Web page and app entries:
================

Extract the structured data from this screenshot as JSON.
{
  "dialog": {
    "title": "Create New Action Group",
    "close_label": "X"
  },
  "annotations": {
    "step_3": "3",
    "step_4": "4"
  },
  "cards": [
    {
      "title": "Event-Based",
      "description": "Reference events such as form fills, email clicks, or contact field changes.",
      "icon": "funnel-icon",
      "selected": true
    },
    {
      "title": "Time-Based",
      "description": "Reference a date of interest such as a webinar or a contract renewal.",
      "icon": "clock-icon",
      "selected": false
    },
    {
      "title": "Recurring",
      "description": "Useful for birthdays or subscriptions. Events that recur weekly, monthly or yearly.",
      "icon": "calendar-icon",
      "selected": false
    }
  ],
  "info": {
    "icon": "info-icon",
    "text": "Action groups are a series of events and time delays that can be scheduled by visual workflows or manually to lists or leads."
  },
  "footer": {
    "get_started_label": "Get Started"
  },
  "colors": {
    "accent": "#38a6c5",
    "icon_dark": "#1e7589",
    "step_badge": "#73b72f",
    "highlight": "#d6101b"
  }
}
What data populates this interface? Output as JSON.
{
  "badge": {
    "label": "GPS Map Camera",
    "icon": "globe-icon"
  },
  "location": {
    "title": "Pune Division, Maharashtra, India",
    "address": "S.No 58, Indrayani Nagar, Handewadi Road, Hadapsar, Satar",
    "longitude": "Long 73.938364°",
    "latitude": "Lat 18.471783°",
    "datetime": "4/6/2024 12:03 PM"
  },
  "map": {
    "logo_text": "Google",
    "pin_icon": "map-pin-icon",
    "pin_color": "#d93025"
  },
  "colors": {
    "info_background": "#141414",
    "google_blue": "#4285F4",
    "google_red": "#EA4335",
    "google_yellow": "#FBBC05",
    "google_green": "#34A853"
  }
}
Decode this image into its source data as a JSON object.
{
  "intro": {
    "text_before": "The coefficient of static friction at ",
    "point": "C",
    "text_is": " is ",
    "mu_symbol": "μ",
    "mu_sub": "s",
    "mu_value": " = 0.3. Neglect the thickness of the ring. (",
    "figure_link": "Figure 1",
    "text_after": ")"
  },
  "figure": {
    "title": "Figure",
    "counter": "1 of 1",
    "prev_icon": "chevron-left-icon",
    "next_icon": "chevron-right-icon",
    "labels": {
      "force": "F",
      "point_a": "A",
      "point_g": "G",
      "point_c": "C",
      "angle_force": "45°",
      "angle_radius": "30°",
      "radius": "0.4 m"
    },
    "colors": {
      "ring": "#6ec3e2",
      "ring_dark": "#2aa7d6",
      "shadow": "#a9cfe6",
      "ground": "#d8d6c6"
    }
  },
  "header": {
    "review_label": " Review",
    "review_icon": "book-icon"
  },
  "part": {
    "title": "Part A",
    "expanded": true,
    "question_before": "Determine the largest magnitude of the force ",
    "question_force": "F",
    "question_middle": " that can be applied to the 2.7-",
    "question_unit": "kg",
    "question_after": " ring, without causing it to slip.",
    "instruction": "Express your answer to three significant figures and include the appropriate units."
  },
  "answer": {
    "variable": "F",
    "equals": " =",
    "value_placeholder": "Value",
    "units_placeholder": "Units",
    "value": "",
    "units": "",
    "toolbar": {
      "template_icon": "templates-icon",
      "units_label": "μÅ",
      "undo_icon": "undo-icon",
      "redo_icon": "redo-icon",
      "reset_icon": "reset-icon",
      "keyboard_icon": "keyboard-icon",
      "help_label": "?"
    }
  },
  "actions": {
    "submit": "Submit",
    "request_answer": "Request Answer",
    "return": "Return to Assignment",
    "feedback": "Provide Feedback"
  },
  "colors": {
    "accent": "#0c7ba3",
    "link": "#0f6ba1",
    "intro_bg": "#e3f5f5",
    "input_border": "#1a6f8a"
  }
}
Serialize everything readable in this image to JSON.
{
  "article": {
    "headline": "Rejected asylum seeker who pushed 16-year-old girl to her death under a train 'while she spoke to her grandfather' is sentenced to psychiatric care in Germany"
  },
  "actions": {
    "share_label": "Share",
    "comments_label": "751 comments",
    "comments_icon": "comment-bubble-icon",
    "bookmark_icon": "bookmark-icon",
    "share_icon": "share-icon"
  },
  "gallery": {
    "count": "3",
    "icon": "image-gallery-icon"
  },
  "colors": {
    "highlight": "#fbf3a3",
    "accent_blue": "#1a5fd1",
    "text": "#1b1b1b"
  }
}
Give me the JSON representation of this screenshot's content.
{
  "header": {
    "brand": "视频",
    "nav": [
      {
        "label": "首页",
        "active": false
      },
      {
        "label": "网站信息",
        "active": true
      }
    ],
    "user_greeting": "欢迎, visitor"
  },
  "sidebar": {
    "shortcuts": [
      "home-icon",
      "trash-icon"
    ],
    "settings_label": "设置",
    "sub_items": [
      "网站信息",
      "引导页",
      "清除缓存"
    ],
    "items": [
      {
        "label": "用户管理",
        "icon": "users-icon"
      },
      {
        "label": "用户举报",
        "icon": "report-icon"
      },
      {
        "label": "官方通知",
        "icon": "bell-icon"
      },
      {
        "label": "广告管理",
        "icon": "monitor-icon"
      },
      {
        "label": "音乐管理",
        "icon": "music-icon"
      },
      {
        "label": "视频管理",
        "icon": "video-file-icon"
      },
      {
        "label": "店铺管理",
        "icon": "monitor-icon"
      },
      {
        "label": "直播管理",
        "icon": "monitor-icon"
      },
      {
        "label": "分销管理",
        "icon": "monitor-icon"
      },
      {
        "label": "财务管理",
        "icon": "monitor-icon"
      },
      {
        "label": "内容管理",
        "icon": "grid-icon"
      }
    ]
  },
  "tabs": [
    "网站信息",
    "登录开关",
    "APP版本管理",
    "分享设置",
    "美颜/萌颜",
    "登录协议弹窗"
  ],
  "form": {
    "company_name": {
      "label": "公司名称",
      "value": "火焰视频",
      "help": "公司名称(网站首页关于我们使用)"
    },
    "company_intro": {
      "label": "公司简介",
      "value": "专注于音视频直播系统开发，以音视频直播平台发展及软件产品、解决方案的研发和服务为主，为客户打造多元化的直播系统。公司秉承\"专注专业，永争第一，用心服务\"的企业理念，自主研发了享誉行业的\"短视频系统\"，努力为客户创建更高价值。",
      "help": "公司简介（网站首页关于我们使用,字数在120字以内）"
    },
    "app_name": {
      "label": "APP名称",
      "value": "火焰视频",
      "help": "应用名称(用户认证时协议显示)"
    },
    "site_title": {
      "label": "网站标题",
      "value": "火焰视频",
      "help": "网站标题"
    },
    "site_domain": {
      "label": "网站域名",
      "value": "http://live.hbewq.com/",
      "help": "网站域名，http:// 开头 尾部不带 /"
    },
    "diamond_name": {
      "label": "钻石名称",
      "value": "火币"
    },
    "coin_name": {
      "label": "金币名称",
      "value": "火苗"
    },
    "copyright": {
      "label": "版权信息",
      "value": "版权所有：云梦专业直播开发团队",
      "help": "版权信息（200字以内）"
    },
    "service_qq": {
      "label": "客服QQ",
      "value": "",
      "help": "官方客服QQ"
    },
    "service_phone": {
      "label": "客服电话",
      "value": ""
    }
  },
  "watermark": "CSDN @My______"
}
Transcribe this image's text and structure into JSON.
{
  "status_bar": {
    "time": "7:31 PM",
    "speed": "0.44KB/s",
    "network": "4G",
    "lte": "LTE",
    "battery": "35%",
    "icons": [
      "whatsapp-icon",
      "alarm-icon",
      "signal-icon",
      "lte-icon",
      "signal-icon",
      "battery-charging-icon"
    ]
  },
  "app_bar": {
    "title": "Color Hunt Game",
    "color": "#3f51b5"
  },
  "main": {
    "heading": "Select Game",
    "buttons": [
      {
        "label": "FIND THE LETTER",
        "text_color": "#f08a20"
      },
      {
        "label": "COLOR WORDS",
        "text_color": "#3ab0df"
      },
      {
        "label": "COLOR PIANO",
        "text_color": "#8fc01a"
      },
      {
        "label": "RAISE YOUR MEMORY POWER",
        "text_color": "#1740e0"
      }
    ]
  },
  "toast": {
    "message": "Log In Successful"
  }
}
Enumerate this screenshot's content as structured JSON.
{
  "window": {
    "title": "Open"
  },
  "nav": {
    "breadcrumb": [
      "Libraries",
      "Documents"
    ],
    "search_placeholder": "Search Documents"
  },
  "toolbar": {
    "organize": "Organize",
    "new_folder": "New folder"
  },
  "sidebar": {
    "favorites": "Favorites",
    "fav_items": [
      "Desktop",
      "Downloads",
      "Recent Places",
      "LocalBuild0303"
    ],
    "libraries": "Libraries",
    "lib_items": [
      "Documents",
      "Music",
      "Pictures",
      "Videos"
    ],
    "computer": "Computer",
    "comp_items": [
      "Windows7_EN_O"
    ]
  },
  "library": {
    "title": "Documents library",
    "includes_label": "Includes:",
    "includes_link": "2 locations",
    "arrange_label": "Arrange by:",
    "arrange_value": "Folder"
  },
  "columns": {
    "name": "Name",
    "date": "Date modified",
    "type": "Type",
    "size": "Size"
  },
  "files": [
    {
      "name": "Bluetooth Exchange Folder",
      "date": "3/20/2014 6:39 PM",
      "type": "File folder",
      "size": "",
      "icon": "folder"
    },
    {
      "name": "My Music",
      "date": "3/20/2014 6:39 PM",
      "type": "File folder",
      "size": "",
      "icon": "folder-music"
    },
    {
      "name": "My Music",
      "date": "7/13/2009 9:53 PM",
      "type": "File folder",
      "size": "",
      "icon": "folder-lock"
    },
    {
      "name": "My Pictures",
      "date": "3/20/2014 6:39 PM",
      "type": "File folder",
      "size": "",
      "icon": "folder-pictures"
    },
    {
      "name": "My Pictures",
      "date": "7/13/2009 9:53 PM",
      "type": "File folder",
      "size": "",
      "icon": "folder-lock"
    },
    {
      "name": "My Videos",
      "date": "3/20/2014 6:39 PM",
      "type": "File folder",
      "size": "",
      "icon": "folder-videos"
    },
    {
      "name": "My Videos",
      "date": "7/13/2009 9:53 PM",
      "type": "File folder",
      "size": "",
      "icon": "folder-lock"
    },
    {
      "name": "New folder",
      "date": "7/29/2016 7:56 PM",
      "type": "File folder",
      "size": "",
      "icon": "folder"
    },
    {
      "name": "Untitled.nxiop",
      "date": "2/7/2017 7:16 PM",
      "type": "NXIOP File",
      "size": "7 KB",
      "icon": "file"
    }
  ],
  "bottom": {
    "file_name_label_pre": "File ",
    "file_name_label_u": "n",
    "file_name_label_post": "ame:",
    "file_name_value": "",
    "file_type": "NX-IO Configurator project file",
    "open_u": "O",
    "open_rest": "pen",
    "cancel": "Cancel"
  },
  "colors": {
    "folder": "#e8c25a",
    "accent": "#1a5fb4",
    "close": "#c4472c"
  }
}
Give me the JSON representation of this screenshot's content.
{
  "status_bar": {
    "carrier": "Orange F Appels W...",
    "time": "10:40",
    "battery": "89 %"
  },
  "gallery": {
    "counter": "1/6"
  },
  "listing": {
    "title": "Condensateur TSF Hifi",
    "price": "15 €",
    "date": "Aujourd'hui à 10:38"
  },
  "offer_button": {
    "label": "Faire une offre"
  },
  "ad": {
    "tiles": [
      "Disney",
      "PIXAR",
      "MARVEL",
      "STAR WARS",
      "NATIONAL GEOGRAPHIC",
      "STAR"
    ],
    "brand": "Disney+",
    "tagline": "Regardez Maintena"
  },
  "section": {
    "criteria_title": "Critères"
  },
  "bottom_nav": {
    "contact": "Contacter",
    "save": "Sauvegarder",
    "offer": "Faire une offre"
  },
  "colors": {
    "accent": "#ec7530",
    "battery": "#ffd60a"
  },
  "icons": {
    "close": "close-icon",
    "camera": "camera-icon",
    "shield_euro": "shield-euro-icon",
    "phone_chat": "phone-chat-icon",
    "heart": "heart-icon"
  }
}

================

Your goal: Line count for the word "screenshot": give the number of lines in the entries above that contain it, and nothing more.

Completed task: 4